Second installment of the authors’ prequel (Dune: House Atreides, 1999) to Frank Herbert's mighty Dune series. In the far-future galactic empire ruled by House Corrino's Shaddam IV, the genetic-whiz, pariah Tleilaxu continue their occupation of the machine planet Ix. The exiled Ixian leader Dominic Vernius smuggles melange, the miraculous spice produced by Dune's giant sandworms; unaware of Dominic's fate, his children, Rhombur and Kailea, are guests of Duke Leto Atreides on Caladan, where they plot revenge.
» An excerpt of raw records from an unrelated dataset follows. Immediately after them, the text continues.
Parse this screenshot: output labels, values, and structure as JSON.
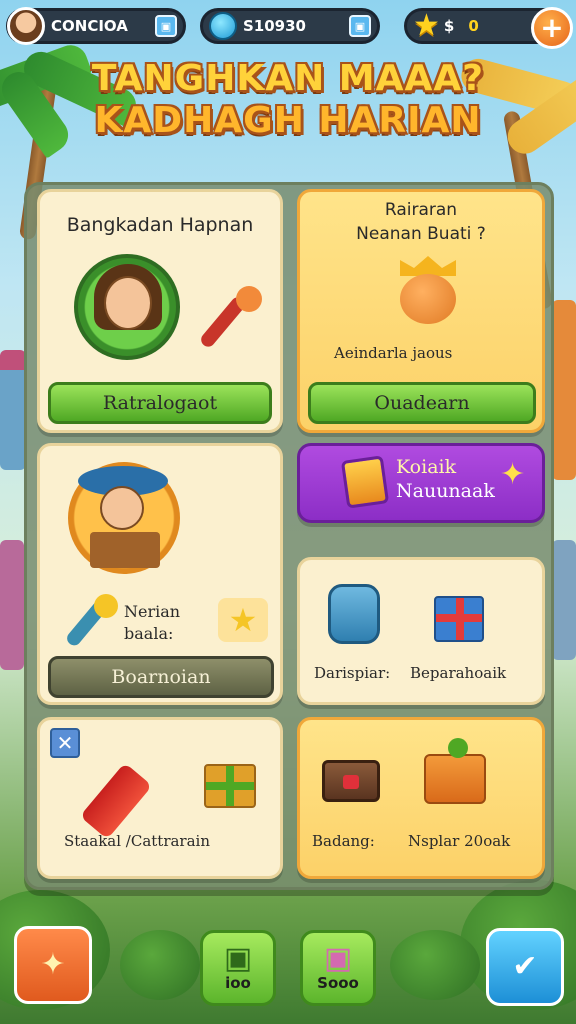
{
  "header": {
    "player_name": "CONCIOA",
    "coins": "S10930",
    "stars_symbol": "$",
    "stars_value": "0",
    "plus": "+"
  },
  "title": {
    "line1": "TANGHKAN MAAA?",
    "line2": "KADHAGH HARIAN"
  },
  "cards": {
    "daily_login": {
      "title": "Bangkadan Hapnan",
      "button": "Ratralogaot"
    },
    "special_reward": {
      "title_line1": "Rairaran",
      "title_line2": "Neanan Buati ?",
      "label": "Aeindarla jaous",
      "button": "Ouadearn"
    },
    "store_worker": {
      "label_line1": "Nerian",
      "label_line2": "baala:",
      "button": "Boarnoian"
    },
    "purple_event": {
      "line1": "Koiaik",
      "line2": "Nauunaak"
    },
    "bag_gift": {
      "label_left": "Darispiar:",
      "label_right": "Beparahoaik"
    },
    "items_box": {
      "label": "Staakal /Cattrarain"
    },
    "delivery_box": {
      "label_left": "Badang:",
      "label_right": "Nsplar 20oak"
    }
  },
  "nav": {
    "inventory_label": "ioo",
    "shop_label": "Sooo"
  },
  "colors": {
    "accent_gold": "#ffd23a",
    "title_outline": "#a8531a",
    "green_button": "#4fa824",
    "purple_event": "#8c2ec6"
  },
  "icons": [
    "avatar",
    "coin-icon",
    "star-icon",
    "plus-icon",
    "microphone-icon",
    "crown-icon",
    "card-icon",
    "backpack-icon",
    "gift-icon",
    "firecracker-icon",
    "treasure-box-icon",
    "cart-icon",
    "close-icon",
    "chat-icon"
  ]
}
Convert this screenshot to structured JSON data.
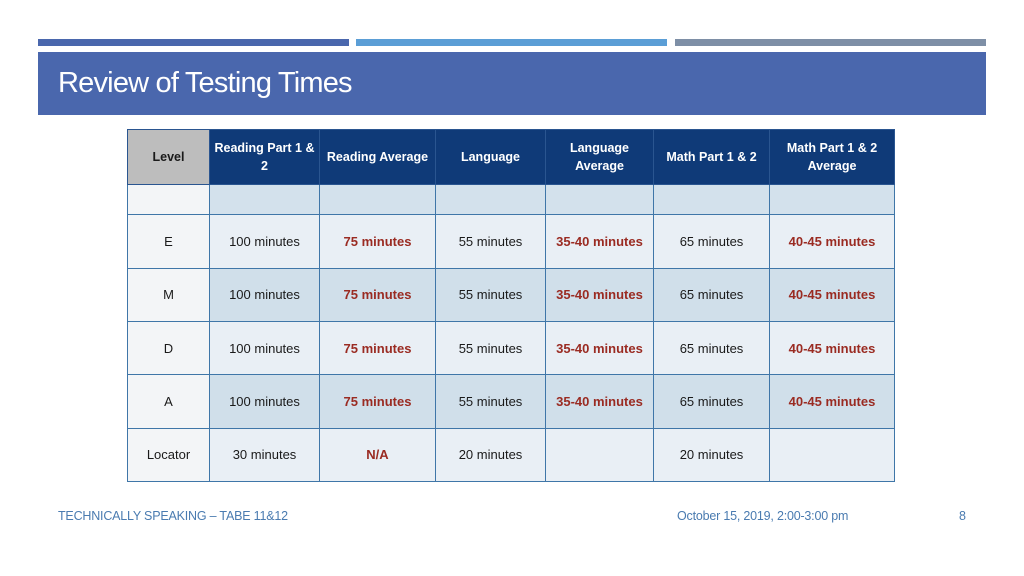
{
  "slide": {
    "title": "Review of Testing Times",
    "accent_colors": {
      "bar1": "#4a67ad",
      "bar2": "#5b9ed6",
      "bar3": "#7e8fa6",
      "header": "#0f3a78",
      "average_text": "#9a2b22"
    }
  },
  "table": {
    "headers": [
      "Level",
      "Reading Part 1 & 2",
      "Reading Average",
      "Language",
      "Language Average",
      "Math Part 1 & 2",
      "Math Part 1 & 2 Average"
    ],
    "rows": [
      {
        "level": "",
        "cells": [
          "",
          "",
          "",
          "",
          "",
          ""
        ]
      },
      {
        "level": "E",
        "cells": [
          "100 minutes",
          "75 minutes",
          "55 minutes",
          "35-40 minutes",
          "65 minutes",
          "40-45 minutes"
        ]
      },
      {
        "level": "M",
        "cells": [
          "100 minutes",
          "75 minutes",
          "55 minutes",
          "35-40 minutes",
          "65 minutes",
          "40-45 minutes"
        ]
      },
      {
        "level": "D",
        "cells": [
          "100 minutes",
          "75 minutes",
          "55 minutes",
          "35-40 minutes",
          "65 minutes",
          "40-45 minutes"
        ]
      },
      {
        "level": "A",
        "cells": [
          "100 minutes",
          "75 minutes",
          "55 minutes",
          "35-40 minutes",
          "65 minutes",
          "40-45 minutes"
        ]
      },
      {
        "level": "Locator",
        "cells": [
          "30 minutes",
          "N/A",
          "20 minutes",
          "",
          "20 minutes",
          ""
        ]
      }
    ]
  },
  "footer": {
    "left": "TECHNICALLY SPEAKING – TABE 11&12",
    "date": "October 15, 2019, 2:00-3:00 pm",
    "page": "8"
  }
}
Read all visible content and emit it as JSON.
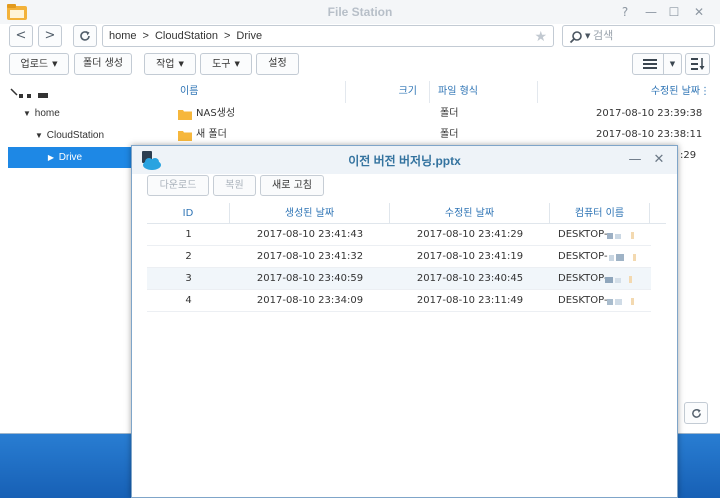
{
  "window": {
    "title": "File Station",
    "controls": {
      "help": "?",
      "minimize": "—",
      "maximize": "☐",
      "close": "✕"
    }
  },
  "nav": {
    "back": "<",
    "forward": ">",
    "refresh": "C"
  },
  "address": {
    "crumbs": [
      "home",
      "CloudStation",
      "Drive"
    ],
    "separator": ">"
  },
  "search": {
    "placeholder": "검색"
  },
  "toolbar": {
    "upload": "업로드",
    "new_folder": "폴더 생성",
    "action": "작업",
    "tools": "도구",
    "settings": "설정"
  },
  "tree": {
    "items": [
      {
        "label": "home",
        "expanded": true,
        "selected": false
      },
      {
        "label": "CloudStation",
        "expanded": true,
        "selected": false
      },
      {
        "label": "Drive",
        "expanded": false,
        "selected": true
      }
    ]
  },
  "file_list": {
    "columns": [
      "이름",
      "크기",
      "파일 형식",
      "수정된 날짜"
    ],
    "rows": [
      {
        "name": "NAS생성",
        "type": "폴더",
        "modified": "2017-08-10 23:39:38"
      },
      {
        "name": "새 폴더",
        "type": "폴더",
        "modified": "2017-08-10 23:38:11"
      },
      {
        "name": "",
        "type": "",
        "modified": ":29"
      }
    ]
  },
  "dialog": {
    "title": "이전 버전 버저닝.pptx",
    "buttons": {
      "download": "다운로드",
      "restore": "복원",
      "refresh": "새로 고침"
    },
    "columns": [
      "ID",
      "생성된 날짜",
      "수정된 날짜",
      "컴퓨터 이름"
    ],
    "rows": [
      {
        "id": "1",
        "created": "2017-08-10 23:41:43",
        "modified": "2017-08-10 23:41:29",
        "computer": "DESKTOP-"
      },
      {
        "id": "2",
        "created": "2017-08-10 23:41:32",
        "modified": "2017-08-10 23:41:19",
        "computer": "DESKTOP-"
      },
      {
        "id": "3",
        "created": "2017-08-10 23:40:59",
        "modified": "2017-08-10 23:40:45",
        "computer": "DESKTOP-"
      },
      {
        "id": "4",
        "created": "2017-08-10 23:34:09",
        "modified": "2017-08-10 23:11:49",
        "computer": "DESKTOP-"
      }
    ]
  },
  "colors": {
    "accent": "#1e88e5",
    "header_text": "#2e74b5",
    "folder": "#f6b73c"
  }
}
Against his better judgment, Leto takes Kailea as his mistress; she bears him a son, Victor, but soon the relationship sours. Warrior-troubadour Gurney Halleck, first a slave on the Harkonnen home world Giedi Prime, escapes and joins Dominic. Duncan Idaho studies the art of swordplay on Ginaz. The evil Baron Vladimir Harkonnen learns that the Bene Gesserit witches are to blame for his debilitating and disfiguring illness. The baron's nephew, Beast Rabban, murders his gentle, well-meaning parents. Shaddam's assassin-confidante, Hasimir Fenring, conspires with the Tleilaxu to develop an artificial source of melange. And Leto takes Jessica, a Bene Gesserit, as his concubine, unaware that Jessica's secret orders are to bear him a daughter who eventually will mate with Feyd-Rautha Harkonnen to produce the Kwisatz Haderach, the superman who can see both past and future.
Authoritative, no. Still, the scenario's extraordinarily well developed and continually fascinating, and most fans will conclude that ersatz Dune is better than no Dune.